A report highlighting the harmful environmental impact of coconut oil production by a researcher with links to the palm oil industry has sparked a heated debate over coveted green credentials in the multi-billion dollar industries.
The palm oil industry has received international negative attention, including consumer boycotts, in recent years for clearing biodiversity-rich tropical rainforests in Southeast Asia in its production process.
Coconut oil, conversely, has been increasing in popularity as a healthy superfood with fewer cultivation concerns.
But a study published in respected scientific journal ‘Current Biology’ in July appeared to upend that dichotomy, highlighting the impact on native animal species because of coconut oil production deforestation.
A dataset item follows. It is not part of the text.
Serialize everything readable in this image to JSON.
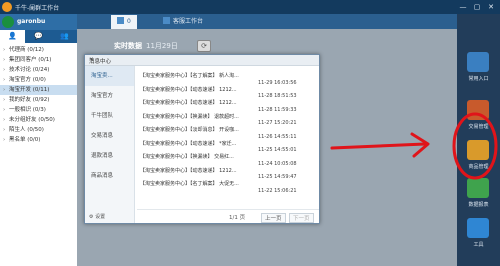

The paper said that coconut cultivation threatens 18.6 species per million tonnes of oil produced, nearly five times more than its palm cousin.
The coconut industry, however, was more interested in the lead author of the report, Erik Meijaard, who has carried out work for the global palm oil sustainability body and an Indonesian palm company. Meijaard continues to head the oil palm task force of the International Union for Conservation of Nature (IUCN).
“In the coconut community, [Meijaard’s] article was initially not taken seriously,” Indonesian Coconut Processing Industry Association (HIPKI) secretary-general Donatus Gede Sabon told Reuters. “However, they clearly intend to sneak in a negative campaign against coconuts.”
Indonesia is heavily invested in both industries – it is the world’s biggest grower of palm oil, followed by Malaysia, and is also the world’s second biggest coconut producer, after the Philippines.
Both products are found in everything from cookies to soap, but palm is more widely used as it is cheaper and more versatile. Global sales for palm oil were about $43 billion last year, with coconut oil sales lagging at around $2.72 billion, according to Reuters’ estimates.
“Production of both crops is destructive when it originates from the wrong areas, such as forests, peatland and high conservation value areas,” said Chandra Panjiwibowo, Rainforest Alliance Indonesia Country Director. “For now, there is much more palm than coconut cultivated globally, and its production is growing much faster, so palm undoubtedly has more impact.”
Estimates by the United Nations Food and Agriculture Organization (FAO) and industry analysts put global palm oil production at around 75 million tonnes over 20 million hectares, while coconut oil production stands at about 2.91 million tonnes over 12.01 million hectares.
“Taken over the whole area and volume of oil production, oil palm is more than three times as threatening as coconut,” the International Coconut Community (ICC), which represents producing countries, said.
ORANGUTANS AND FLYING FOXES
While the impact of the palm oil industry on deforestation and the viability of species like the orangutan has been heavily documented, Meijaard argued there was not enough research into other edible oils such as coconut, olive and soy.
His research linked the extinction of the Solomon Islands’ Ontong Java flying fox, last seen in 1945, directly with coconut cultivation and listed other threatened species such as the Balabac mouse-deer that is endemic to three Philippine islands.
“As long as we don’t understand what more of the other crops means, we should be very careful in saying no to palm, especially because it is the high-yielding crop,” Meijaard told Reuters in a telephone interview from Greece in mid-August.
He denied any bias and said he did not receive funding for the research from the palm oil industry.
In Malaysia, which relies on palm oil for billions of dollars in foreign exchange earnings and hundreds of thousands of jobs, the palm oil council said it worked with coconut oil producers in the region through the ASEAN Vegetable Oils Club (AVOC) and had no reason to discredit them.
“The question is, why has the campaign to discredit coconuts come back recently,” asked HIPKI’s Donatun.